The laptop exists in a continual tension between cost and performance.  A computer maker is always looking at the tradeoffs between adding abilities and improving existing ones, versus adding the cost to make these additions.  This is why we don't see embedded cameras on every laptop, and why every every laptop's camera we do see doesn't have forty megapixels and a 15:1 zoom lens.  What happens is that when they're added, these cameras get the minimum performance that will do a general-purpose job.  It's the same reason that computers make lousy speakerphones - they have mics and speakers, but they're compromised to fit the price available.

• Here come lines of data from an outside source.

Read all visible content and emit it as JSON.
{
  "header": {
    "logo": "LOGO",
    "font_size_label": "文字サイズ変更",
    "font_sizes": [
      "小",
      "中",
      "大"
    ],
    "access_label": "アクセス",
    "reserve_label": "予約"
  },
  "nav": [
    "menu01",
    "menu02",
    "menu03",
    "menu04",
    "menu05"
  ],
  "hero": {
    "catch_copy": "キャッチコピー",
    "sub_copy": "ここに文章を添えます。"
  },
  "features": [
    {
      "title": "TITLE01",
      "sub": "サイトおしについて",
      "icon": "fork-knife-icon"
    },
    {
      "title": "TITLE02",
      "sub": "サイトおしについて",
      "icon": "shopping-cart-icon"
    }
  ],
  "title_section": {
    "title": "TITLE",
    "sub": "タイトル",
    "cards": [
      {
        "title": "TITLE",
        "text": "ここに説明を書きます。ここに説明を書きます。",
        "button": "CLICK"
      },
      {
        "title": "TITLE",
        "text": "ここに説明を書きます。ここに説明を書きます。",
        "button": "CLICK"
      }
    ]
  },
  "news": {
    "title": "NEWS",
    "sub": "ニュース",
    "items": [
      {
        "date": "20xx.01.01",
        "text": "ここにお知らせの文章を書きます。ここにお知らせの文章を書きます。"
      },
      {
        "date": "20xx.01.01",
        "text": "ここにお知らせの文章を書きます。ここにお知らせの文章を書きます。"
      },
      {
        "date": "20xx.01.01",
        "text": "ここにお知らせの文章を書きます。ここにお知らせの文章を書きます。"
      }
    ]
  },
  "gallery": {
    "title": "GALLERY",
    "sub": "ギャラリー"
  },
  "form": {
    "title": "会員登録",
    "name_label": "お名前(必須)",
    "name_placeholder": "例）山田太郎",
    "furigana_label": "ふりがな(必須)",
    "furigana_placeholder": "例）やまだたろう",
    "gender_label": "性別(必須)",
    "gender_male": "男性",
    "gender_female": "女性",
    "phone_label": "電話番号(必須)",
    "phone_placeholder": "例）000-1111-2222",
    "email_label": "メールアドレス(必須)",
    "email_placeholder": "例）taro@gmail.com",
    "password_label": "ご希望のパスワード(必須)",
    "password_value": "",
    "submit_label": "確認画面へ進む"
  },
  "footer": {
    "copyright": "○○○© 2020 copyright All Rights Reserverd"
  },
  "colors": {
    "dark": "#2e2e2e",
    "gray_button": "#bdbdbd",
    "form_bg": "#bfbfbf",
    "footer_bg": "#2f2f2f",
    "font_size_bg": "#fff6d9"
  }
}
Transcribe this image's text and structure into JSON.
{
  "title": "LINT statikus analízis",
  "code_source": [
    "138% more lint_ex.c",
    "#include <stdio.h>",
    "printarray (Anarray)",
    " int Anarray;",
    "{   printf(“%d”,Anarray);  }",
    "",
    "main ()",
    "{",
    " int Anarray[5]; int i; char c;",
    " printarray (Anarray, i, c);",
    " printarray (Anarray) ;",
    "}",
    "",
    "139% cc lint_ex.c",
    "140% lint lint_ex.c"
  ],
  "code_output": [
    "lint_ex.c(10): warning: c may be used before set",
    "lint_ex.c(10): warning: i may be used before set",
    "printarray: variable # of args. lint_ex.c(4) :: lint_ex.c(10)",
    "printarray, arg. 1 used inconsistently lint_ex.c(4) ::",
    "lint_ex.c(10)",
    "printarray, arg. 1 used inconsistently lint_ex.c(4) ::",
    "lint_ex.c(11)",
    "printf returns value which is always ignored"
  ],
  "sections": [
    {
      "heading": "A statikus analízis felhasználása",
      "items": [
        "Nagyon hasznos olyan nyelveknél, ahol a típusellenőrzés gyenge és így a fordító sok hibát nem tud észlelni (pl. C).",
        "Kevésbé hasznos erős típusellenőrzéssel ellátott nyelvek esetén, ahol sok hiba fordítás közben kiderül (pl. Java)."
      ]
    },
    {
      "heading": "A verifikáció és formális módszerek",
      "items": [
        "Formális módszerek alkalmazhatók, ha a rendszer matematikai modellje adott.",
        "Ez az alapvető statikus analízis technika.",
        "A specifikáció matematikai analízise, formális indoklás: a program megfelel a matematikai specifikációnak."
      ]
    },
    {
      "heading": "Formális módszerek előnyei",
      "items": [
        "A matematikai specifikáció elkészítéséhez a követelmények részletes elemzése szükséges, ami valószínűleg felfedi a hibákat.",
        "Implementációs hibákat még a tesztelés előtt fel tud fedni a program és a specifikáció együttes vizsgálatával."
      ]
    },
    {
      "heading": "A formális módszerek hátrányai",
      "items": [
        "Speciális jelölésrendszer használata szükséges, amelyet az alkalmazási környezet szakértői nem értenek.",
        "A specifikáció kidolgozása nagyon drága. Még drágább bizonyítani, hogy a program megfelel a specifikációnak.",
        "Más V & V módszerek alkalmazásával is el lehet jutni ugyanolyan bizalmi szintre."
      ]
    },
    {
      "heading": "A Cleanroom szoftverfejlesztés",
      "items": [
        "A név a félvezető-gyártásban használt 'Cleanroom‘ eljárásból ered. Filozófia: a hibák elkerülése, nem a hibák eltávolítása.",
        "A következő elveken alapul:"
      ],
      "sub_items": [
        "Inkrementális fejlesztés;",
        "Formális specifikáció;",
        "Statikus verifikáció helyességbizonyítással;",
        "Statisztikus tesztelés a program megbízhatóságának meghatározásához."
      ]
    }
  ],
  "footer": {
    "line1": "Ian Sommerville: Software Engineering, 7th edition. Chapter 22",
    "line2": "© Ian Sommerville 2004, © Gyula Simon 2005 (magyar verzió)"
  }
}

And the space, of course; nobody's advertising a laptop computer that's "New!  Improved!  A Half-Inch Thicker for Better Sound!"

Now, sure - not every user is average.  Those who want to stretch the envelope with very high-power requirements, like high pixel counts and frame rates, may need special silicon.  But if they're doing this, they'll need more than just 
the processing - they need the better camera to feed it, and better sound, and a better lens.  And the baseline performance level is continuing to improve as well, so that off-the-shelf computers converge with an ever-increasing subset of user requirements (does anyone besides me find that their cellphone camera takes care of a surprising fraction of their snapshot needs?) 

So this all boils down to one conclusion: computer users are either satisfied with the increasingly good video they can get with mainstream laptops, or they'll invest in outboard stuff to enhance it and that's where high-end specialized processing will wind up.  We won't be seeing dedicated H.264 processors in laptop computers anytime soon, at least as we currently think of the laptop. 

A tip of the hat to Michael Graves,, for asking the question that sparked this train of thought.